(Records provided Opens)

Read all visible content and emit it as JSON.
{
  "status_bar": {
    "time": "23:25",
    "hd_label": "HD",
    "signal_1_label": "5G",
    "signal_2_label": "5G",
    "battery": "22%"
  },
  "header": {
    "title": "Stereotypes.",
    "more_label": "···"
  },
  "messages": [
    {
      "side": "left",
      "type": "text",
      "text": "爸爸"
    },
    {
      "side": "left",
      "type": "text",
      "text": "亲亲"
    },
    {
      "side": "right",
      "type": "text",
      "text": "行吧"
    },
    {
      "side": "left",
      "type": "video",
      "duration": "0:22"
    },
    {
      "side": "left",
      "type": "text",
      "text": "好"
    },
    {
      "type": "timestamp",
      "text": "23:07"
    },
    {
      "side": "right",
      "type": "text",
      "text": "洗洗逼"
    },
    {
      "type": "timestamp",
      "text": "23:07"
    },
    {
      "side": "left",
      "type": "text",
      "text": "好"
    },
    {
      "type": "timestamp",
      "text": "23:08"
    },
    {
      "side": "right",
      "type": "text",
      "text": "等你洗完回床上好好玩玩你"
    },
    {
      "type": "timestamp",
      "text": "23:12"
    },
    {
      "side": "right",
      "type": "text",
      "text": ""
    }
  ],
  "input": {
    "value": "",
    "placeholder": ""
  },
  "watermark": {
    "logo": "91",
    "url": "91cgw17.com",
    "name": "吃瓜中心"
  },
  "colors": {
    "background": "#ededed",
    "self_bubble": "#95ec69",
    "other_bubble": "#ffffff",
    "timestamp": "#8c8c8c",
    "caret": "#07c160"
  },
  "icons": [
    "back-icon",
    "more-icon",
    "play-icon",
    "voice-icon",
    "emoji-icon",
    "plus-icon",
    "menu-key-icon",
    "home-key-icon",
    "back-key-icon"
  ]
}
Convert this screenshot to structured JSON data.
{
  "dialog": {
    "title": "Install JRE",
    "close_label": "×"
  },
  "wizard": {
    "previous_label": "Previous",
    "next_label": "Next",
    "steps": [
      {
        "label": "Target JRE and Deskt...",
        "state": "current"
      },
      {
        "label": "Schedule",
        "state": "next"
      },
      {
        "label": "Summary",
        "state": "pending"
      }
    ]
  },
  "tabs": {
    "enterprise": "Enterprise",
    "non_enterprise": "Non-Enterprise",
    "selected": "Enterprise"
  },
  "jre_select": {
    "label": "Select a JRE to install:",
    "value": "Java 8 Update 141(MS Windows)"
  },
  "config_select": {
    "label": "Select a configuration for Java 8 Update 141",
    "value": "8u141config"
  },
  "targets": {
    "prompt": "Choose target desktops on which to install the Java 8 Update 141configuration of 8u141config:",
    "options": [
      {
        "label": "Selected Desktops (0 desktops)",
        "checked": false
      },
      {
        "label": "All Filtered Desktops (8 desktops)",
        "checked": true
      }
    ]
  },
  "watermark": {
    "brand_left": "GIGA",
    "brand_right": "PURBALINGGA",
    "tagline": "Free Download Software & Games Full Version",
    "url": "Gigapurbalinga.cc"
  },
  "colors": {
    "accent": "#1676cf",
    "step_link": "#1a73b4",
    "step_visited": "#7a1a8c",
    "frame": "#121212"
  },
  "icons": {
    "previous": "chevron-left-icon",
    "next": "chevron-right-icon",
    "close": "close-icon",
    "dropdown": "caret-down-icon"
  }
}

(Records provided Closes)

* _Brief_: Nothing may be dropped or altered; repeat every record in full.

* _Result of the task_:
Read all visible content and emit it as JSON.
{
  "status_bar": {
    "time": "23:25",
    "hd_label": "HD",
    "signal_1_label": "5G",
    "signal_2_label": "5G",
    "battery": "22%"
  },
  "header": {
    "title": "Stereotypes.",
    "more_label": "···"
  },
  "messages": [
    {
      "side": "left",
      "type": "text",
      "text": "爸爸"
    },
    {
      "side": "left",
      "type": "text",
      "text": "亲亲"
    },
    {
      "side": "right",
      "type": "text",
      "text": "行吧"
    },
    {
      "side": "left",
      "type": "video",
      "duration": "0:22"
    },
    {
      "side": "left",
      "type": "text",
      "text": "好"
    },
    {
      "type": "timestamp",
      "text": "23:07"
    },
    {
      "side": "right",
      "type": "text",
      "text": "洗洗逼"
    },
    {
      "type": "timestamp",
      "text": "23:07"
    },
    {
      "side": "left",
      "type": "text",
      "text": "好"
    },
    {
      "type": "timestamp",
      "text": "23:08"
    },
    {
      "side": "right",
      "type": "text",
      "text": "等你洗完回床上好好玩玩你"
    },
    {
      "type": "timestamp",
      "text": "23:12"
    },
    {
      "side": "right",
      "type": "text",
      "text": ""
    }
  ],
  "input": {
    "value": "",
    "placeholder": ""
  },
  "watermark": {
    "logo": "91",
    "url": "91cgw17.com",
    "name": "吃瓜中心"
  },
  "colors": {
    "background": "#ededed",
    "self_bubble": "#95ec69",
    "other_bubble": "#ffffff",
    "timestamp": "#8c8c8c",
    "caret": "#07c160"
  },
  "icons": [
    "back-icon",
    "more-icon",
    "play-icon",
    "voice-icon",
    "emoji-icon",
    "plus-icon",
    "menu-key-icon",
    "home-key-icon",
    "back-key-icon"
  ]
}
Convert this screenshot to structured JSON data.
{
  "dialog": {
    "title": "Install JRE",
    "close_label": "×"
  },
  "wizard": {
    "previous_label": "Previous",
    "next_label": "Next",
    "steps": [
      {
        "label": "Target JRE and Deskt...",
        "state": "current"
      },
      {
        "label": "Schedule",
        "state": "next"
      },
      {
        "label": "Summary",
        "state": "pending"
      }
    ]
  },
  "tabs": {
    "enterprise": "Enterprise",
    "non_enterprise": "Non-Enterprise",
    "selected": "Enterprise"
  },
  "jre_select": {
    "label": "Select a JRE to install:",
    "value": "Java 8 Update 141(MS Windows)"
  },
  "config_select": {
    "label": "Select a configuration for Java 8 Update 141",
    "value": "8u141config"
  },
  "targets": {
    "prompt": "Choose target desktops on which to install the Java 8 Update 141configuration of 8u141config:",
    "options": [
      {
        "label": "Selected Desktops (0 desktops)",
        "checked": false
      },
      {
        "label": "All Filtered Desktops (8 desktops)",
        "checked": true
      }
    ]
  },
  "watermark": {
    "brand_left": "GIGA",
    "brand_right": "PURBALINGGA",
    "tagline": "Free Download Software & Games Full Version",
    "url": "Gigapurbalinga.cc"
  },
  "colors": {
    "accent": "#1676cf",
    "step_link": "#1a73b4",
    "step_visited": "#7a1a8c",
    "frame": "#121212"
  },
  "icons": {
    "previous": "chevron-left-icon",
    "next": "chevron-right-icon",
    "close": "close-icon",
    "dropdown": "caret-down-icon"
  }
}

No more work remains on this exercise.